A robust and effective national human rights system is the anchor for the protection of human rights, and the objective of OHCHR assistance and work is to help build such systems in the countries where we engage. It is for this reason that we actively encourages dialogue between Governments and civil society that can lead to the creation or development of such a national system. An inclusive framework within which people can engage constructively in the discussion and debate of all policies that affect their lives can assist Governments in ensuring the well-being of their peoples, and at the same time fulfilling their human rights obligations.

Governments have the legal and moral authority and responsibility to provide leadership internally, and on behalf of their people in the sphere of international relationships. This leadership is most effectively exercised in consultation with their civil society, and in full partnership with it.

All components of civil society, including trade unions and syndicates, journalists, development workers, academics and human rights defenders, can contribute to shaping and monitoring policies that are of concern to all. They are living their concerns from day to day, and they are best placed to monitor realities on the ground, suggest solutions, generate innovative initiatives, and constructively participate in the discussion and implementation of solutions. They must be consulted and included in policy decisions, particularly when a state is undergoing major transformational or transitional processes.

For such partnership to be effective, civil society organizations must be able to carry out their activities in an open, safe, and secure environment, without fear of retribution, or curtailment of their activities. Civil society actors must be able to enjoy the freedom to speak freely or to associate with one another in common purpose. And they must not be penalized for criticizing or questioning state policies and processes.

While these freedoms are not absolute and must be exercised in accordance with the law, restrictions must be exceptional and necessary for the protection of society as a whole. States must find an appropriate balance between this duty to protect, and the responsibility to guarantee freedoms.

Collaboration with civil society is not a sign of weakness. It is the way to build a better, more inclusive, society.

This is what this conference is all about. We in the United Nations Human Rights Office stand ready, together with our ILO partners, to facilitate a dialogue between governments and civil societies based on a common denominator – international human rights standards, which apply to all.

Countries represented here today are States Party to most of the core international human rights treaties, and to the Arab Charter on Human Rights.
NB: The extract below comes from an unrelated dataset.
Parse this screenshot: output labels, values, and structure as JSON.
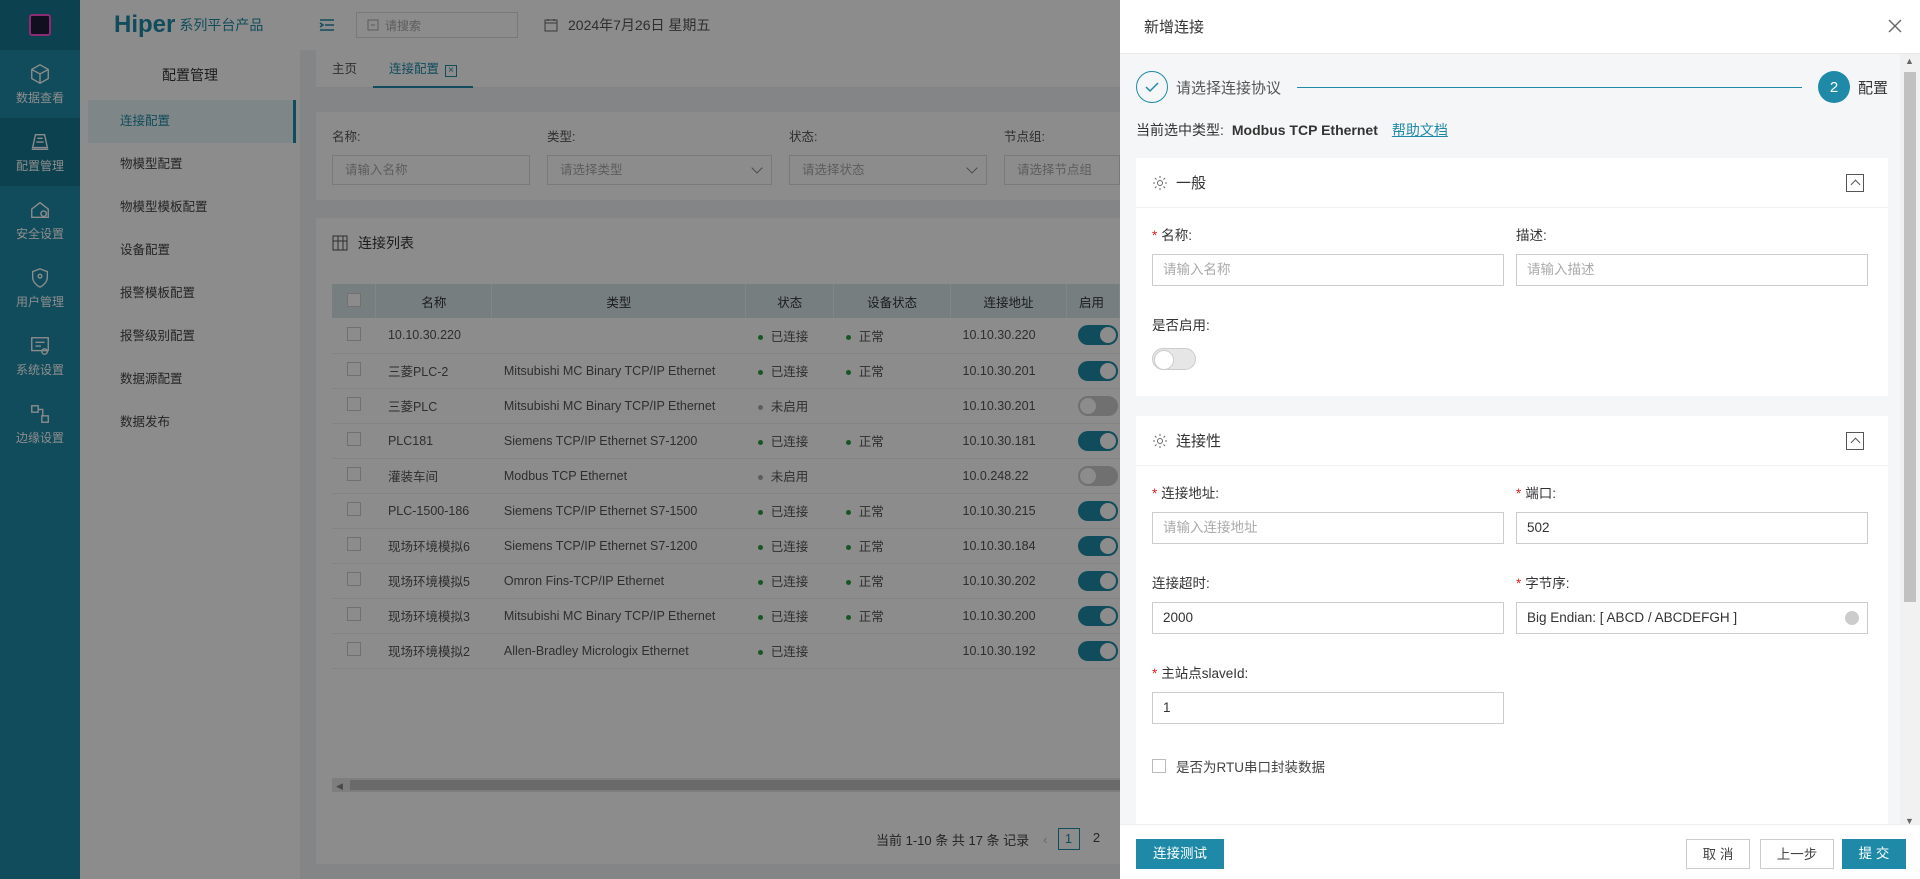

The human rights standards developed by the community of States in those treaties provide us with the necessary guidelines that define freedoms of expression, association and peaceful assembly. They define the allowable restrictions and the scope of interpretation that can help find the needed balance.

We hope that this Conference will prove to be a lively forum for a frank discussion, and that this may be a concrete step in developing a framework for cooperation between government and civil society in the common endeavor to advance the three rights that are the subject of this Conference.

We are aware of course that it is only a starting point, and I am pleased to offer the assistance and expertise of our offices, here in the Middle East and in Geneva, in future programmes and activities. I should like to take this opportunity to thank each and every one of you for accepting our invitation to participate in the discussions and for your willingness to dedicate your expertise to make the event a success.

Thank you for the opportunity to introduce this important event, and I wish you a most successful and fruitful discussion in the next two days.